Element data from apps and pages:
■ ■ ■ ■ ■ ■ ■

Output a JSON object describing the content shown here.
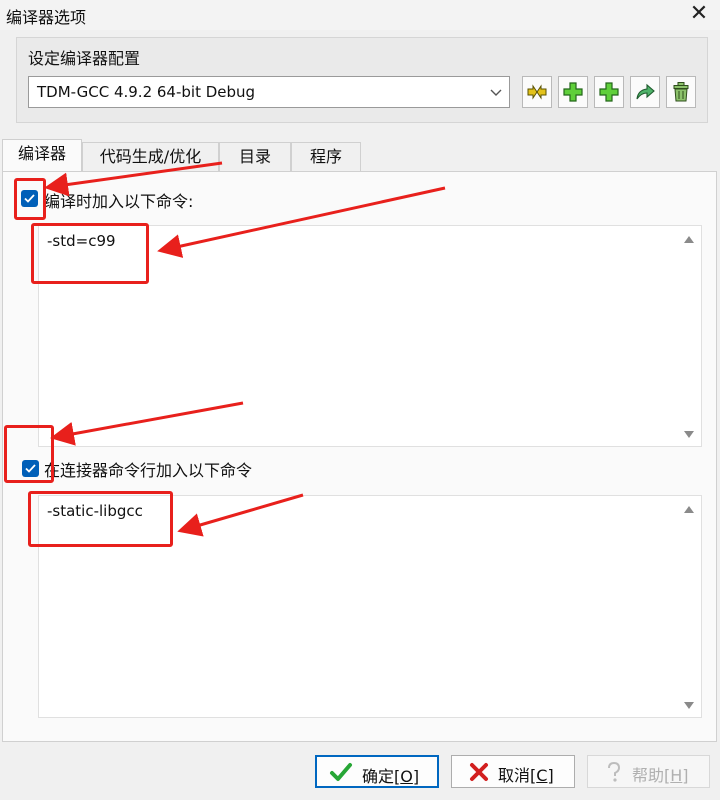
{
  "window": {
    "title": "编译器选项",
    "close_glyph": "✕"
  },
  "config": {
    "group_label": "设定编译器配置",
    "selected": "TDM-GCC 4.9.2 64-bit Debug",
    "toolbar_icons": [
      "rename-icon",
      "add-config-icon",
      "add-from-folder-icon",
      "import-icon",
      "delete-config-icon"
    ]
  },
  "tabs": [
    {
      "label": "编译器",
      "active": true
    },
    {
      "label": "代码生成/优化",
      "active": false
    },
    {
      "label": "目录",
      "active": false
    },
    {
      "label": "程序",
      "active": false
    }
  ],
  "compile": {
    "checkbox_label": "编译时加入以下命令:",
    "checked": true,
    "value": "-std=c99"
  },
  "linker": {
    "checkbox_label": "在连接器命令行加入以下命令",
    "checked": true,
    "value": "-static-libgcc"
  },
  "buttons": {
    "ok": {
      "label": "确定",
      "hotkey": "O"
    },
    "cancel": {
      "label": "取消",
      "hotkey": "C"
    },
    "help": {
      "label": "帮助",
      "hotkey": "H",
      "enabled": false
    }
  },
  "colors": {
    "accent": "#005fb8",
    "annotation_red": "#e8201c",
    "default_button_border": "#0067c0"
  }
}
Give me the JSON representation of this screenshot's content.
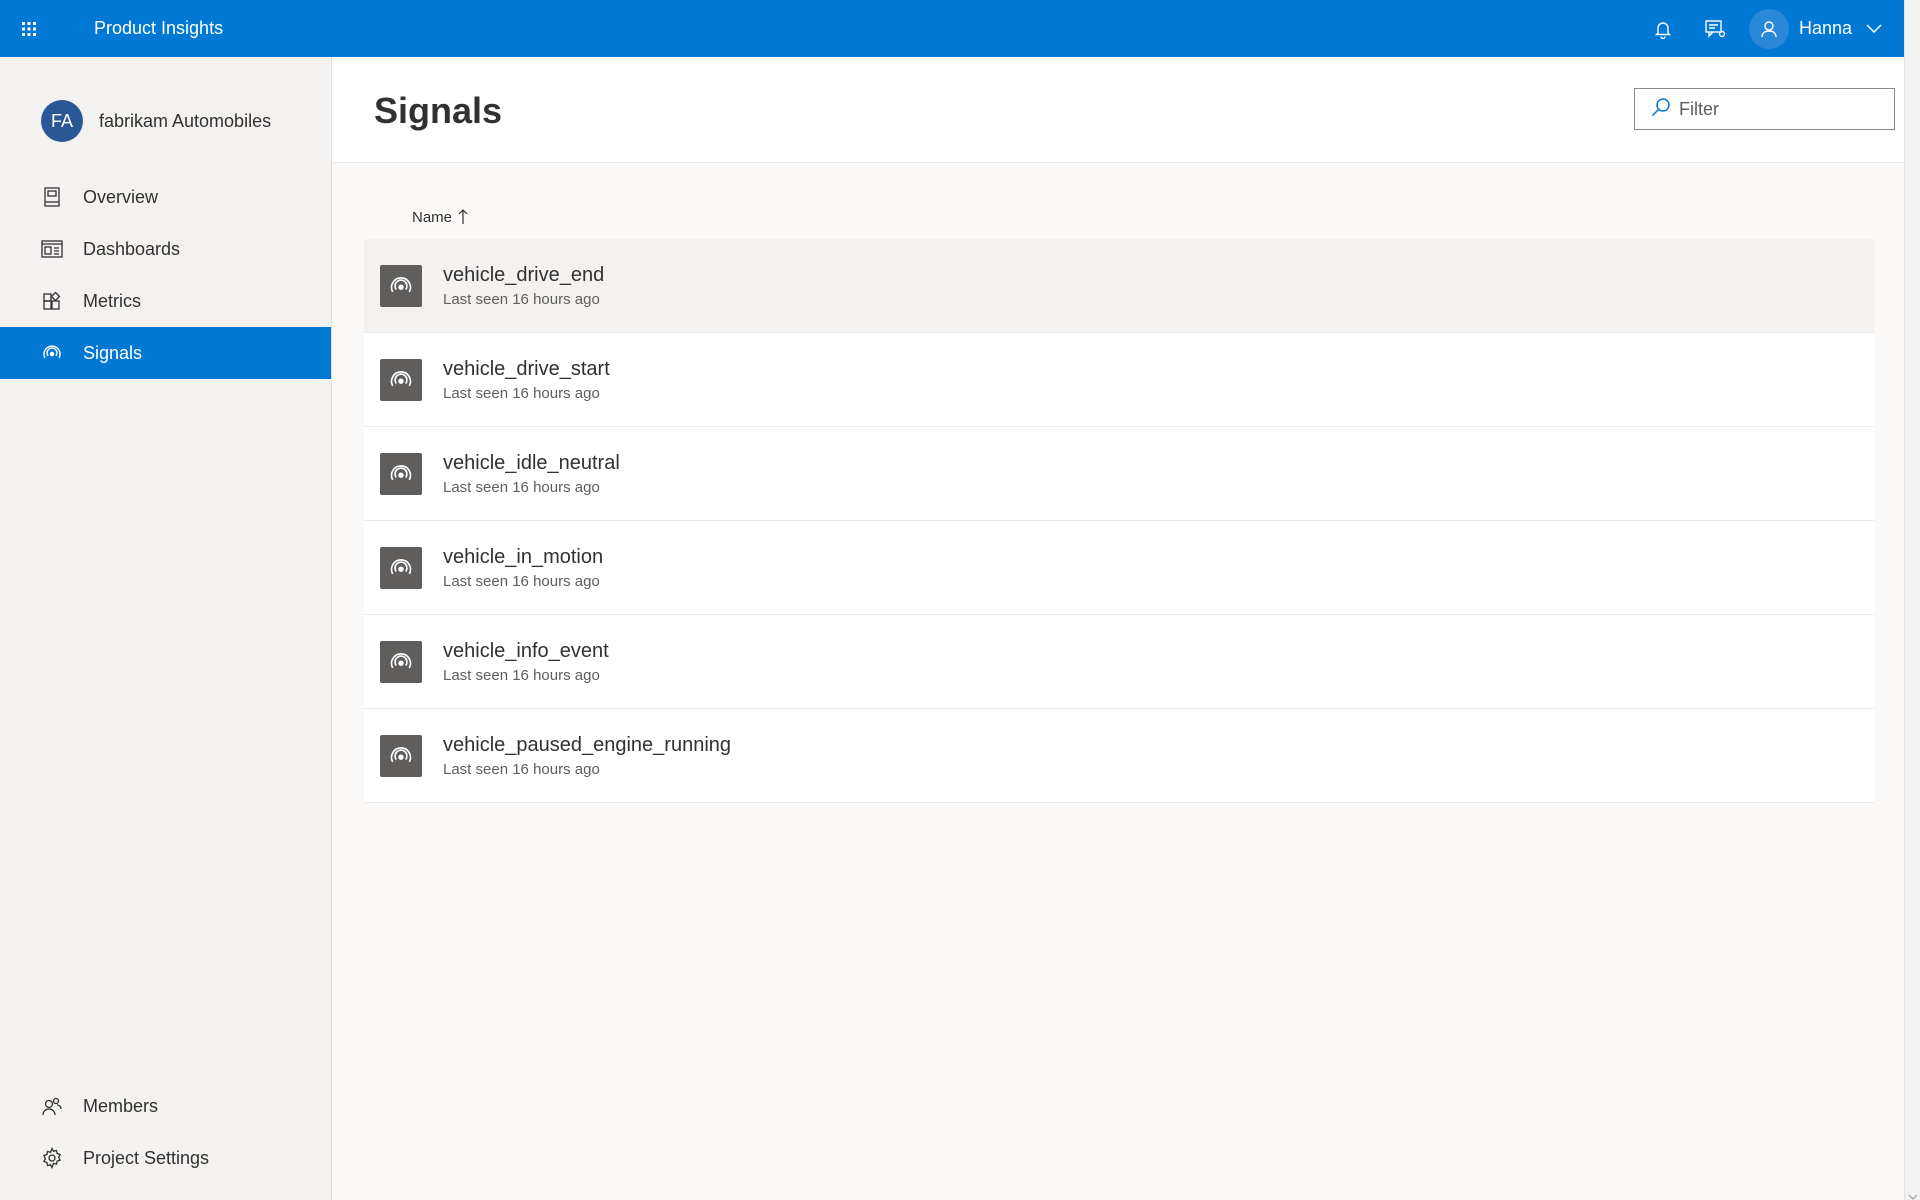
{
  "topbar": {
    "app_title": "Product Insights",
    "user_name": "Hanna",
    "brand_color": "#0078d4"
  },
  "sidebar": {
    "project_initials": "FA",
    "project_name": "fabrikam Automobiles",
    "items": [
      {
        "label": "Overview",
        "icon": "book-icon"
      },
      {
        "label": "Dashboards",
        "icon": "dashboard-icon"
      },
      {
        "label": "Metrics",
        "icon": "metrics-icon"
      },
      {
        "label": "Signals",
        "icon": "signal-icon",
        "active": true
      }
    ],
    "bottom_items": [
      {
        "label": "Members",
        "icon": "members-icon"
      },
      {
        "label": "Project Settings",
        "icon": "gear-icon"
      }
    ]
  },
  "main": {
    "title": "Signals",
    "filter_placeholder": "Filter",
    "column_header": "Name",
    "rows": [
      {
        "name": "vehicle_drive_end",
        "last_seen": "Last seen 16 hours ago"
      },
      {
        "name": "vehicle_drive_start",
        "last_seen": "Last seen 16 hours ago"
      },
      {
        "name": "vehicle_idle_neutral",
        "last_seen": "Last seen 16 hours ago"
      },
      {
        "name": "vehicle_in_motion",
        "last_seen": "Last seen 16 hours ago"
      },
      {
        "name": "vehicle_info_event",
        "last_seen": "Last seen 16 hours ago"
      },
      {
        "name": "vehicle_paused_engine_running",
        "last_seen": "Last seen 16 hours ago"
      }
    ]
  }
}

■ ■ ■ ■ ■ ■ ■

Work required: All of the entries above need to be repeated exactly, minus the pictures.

Written solution:
Output a JSON object describing the content shown here.
{
  "window": {
    "title": "编译器选项",
    "close_glyph": "✕"
  },
  "config": {
    "group_label": "设定编译器配置",
    "selected": "TDM-GCC 4.9.2 64-bit Debug",
    "toolbar_icons": [
      "rename-icon",
      "add-config-icon",
      "add-from-folder-icon",
      "import-icon",
      "delete-config-icon"
    ]
  },
  "tabs": [
    {
      "label": "编译器",
      "active": true
    },
    {
      "label": "代码生成/优化",
      "active": false
    },
    {
      "label": "目录",
      "active": false
    },
    {
      "label": "程序",
      "active": false
    }
  ],
  "compile": {
    "checkbox_label": "编译时加入以下命令:",
    "checked": true,
    "value": "-std=c99"
  },
  "linker": {
    "checkbox_label": "在连接器命令行加入以下命令",
    "checked": true,
    "value": "-static-libgcc"
  },
  "buttons": {
    "ok": {
      "label": "确定",
      "hotkey": "O"
    },
    "cancel": {
      "label": "取消",
      "hotkey": "C"
    },
    "help": {
      "label": "帮助",
      "hotkey": "H",
      "enabled": false
    }
  },
  "colors": {
    "accent": "#005fb8",
    "annotation_red": "#e8201c",
    "default_button_border": "#0067c0"
  }
}
Give me the JSON representation of this screenshot's content.
{
  "topbar": {
    "app_title": "Product Insights",
    "user_name": "Hanna",
    "brand_color": "#0078d4"
  },
  "sidebar": {
    "project_initials": "FA",
    "project_name": "fabrikam Automobiles",
    "items": [
      {
        "label": "Overview",
        "icon": "book-icon"
      },
      {
        "label": "Dashboards",
        "icon": "dashboard-icon"
      },
      {
        "label": "Metrics",
        "icon": "metrics-icon"
      },
      {
        "label": "Signals",
        "icon": "signal-icon",
        "active": true
      }
    ],
    "bottom_items": [
      {
        "label": "Members",
        "icon": "members-icon"
      },
      {
        "label": "Project Settings",
        "icon": "gear-icon"
      }
    ]
  },
  "main": {
    "title": "Signals",
    "filter_placeholder": "Filter",
    "column_header": "Name",
    "rows": [
      {
        "name": "vehicle_drive_end",
        "last_seen": "Last seen 16 hours ago"
      },
      {
        "name": "vehicle_drive_start",
        "last_seen": "Last seen 16 hours ago"
      },
      {
        "name": "vehicle_idle_neutral",
        "last_seen": "Last seen 16 hours ago"
      },
      {
        "name": "vehicle_in_motion",
        "last_seen": "Last seen 16 hours ago"
      },
      {
        "name": "vehicle_info_event",
        "last_seen": "Last seen 16 hours ago"
      },
      {
        "name": "vehicle_paused_engine_running",
        "last_seen": "Last seen 16 hours ago"
      }
    ]
  }
}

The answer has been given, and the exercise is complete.